Gene, your insight about the Spanish situation is, unfortunately, completely accurate.
We’ve been receiving generous funds for the arts word (mostly with a political agenda) since the beginning of our young democracy, chiefly since the first socialist government of 1982. The result has been 1) much higher proportion of money spend in “showcase culture” (big festivals, with big names in it, deficitarian foreign massive productions, etc.) than mid-term investment in developing a local base culture (drama, dance, music education, outreach programs, support of local small companies, etc.); 2) a very confusing notion that you can live in the red forever, producing or programming shows whose sale will never pay for themselves, handing out complimentary tickets by the loadfull, playing to empty houses, expending fortunes in ineffective machine-gun promotions (newspapers, outdoor, buses, tube, etc.) and 3) last but not least, neglecting the knowledge and the care for the audiences: using external ticketing agents that rip-off customers and don’t facilitate any information to venues and companies, neglecting the building of direct mailing lists, improving the customer experience with good catering, good helpdesk service, etc.
Nevertheless, as it was obvious in Asimética’s conference, there is a new breed of arts managers, very keen on keeping and nurturing best relations with their patrons, in search of CRM systems to take advantage of box-office info and finely targeted direct email communications, searching for ways to enhance the customers experiences, having important roles in the ubiquitous social media world, etc, etc, etc.

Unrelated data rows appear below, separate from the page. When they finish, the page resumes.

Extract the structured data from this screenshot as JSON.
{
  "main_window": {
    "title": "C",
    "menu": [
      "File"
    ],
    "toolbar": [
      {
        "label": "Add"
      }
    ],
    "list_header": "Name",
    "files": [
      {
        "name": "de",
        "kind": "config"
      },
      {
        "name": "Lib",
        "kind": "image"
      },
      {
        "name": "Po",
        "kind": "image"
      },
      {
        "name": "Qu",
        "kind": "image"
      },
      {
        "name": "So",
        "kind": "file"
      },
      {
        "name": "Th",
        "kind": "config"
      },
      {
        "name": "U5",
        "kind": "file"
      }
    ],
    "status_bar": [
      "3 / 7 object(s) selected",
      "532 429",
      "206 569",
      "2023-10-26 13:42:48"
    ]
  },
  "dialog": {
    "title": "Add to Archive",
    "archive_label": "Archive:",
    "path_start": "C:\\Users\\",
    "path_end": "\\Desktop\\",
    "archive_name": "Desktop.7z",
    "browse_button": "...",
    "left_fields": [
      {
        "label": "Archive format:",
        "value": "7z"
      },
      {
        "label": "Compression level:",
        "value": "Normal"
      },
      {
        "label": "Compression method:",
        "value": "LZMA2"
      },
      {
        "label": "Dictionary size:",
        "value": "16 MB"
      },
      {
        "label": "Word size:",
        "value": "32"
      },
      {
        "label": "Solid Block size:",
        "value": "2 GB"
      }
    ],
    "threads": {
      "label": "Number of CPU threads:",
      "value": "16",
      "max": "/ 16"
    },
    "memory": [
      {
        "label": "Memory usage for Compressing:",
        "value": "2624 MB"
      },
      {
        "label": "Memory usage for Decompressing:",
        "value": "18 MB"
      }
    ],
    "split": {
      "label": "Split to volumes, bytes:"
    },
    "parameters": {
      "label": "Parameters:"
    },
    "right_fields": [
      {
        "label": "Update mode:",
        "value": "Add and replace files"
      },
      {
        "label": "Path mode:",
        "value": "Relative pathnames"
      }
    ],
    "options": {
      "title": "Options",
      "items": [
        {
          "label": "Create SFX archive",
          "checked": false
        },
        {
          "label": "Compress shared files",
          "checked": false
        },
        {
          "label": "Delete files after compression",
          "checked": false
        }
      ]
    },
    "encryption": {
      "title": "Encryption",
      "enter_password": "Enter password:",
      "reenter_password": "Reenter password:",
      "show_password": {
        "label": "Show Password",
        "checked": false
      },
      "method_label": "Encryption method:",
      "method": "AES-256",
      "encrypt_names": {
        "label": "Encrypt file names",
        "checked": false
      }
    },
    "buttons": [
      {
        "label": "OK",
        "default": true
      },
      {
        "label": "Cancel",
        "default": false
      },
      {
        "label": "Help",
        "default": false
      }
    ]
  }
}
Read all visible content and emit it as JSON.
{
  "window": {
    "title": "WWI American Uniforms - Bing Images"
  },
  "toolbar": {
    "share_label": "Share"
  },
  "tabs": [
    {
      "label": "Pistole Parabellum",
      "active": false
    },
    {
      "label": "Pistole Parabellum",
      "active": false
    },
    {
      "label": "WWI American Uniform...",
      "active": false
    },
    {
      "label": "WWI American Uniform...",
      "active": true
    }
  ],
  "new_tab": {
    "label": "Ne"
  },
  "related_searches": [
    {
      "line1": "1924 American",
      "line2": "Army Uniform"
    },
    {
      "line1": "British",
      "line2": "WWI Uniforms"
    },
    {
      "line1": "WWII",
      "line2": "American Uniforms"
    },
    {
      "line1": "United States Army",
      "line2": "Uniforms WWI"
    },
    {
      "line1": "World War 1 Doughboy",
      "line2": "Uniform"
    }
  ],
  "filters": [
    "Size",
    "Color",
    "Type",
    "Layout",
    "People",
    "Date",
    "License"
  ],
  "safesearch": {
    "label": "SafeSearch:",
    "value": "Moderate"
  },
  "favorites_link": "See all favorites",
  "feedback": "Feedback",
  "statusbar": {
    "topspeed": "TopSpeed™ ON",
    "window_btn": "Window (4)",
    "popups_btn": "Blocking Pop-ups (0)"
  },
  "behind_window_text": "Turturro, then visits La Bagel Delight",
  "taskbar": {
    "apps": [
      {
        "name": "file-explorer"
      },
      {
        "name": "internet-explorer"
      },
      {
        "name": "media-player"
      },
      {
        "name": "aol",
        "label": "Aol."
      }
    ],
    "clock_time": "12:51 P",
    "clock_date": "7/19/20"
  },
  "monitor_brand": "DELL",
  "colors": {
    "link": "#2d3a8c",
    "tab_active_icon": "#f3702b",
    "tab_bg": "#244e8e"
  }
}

And the next goal should be to implement fundraising procedures that help us rely less in public funding and more on patrons and civil society alike. Some companies are already walking that path, and good results will pave the way for more to come…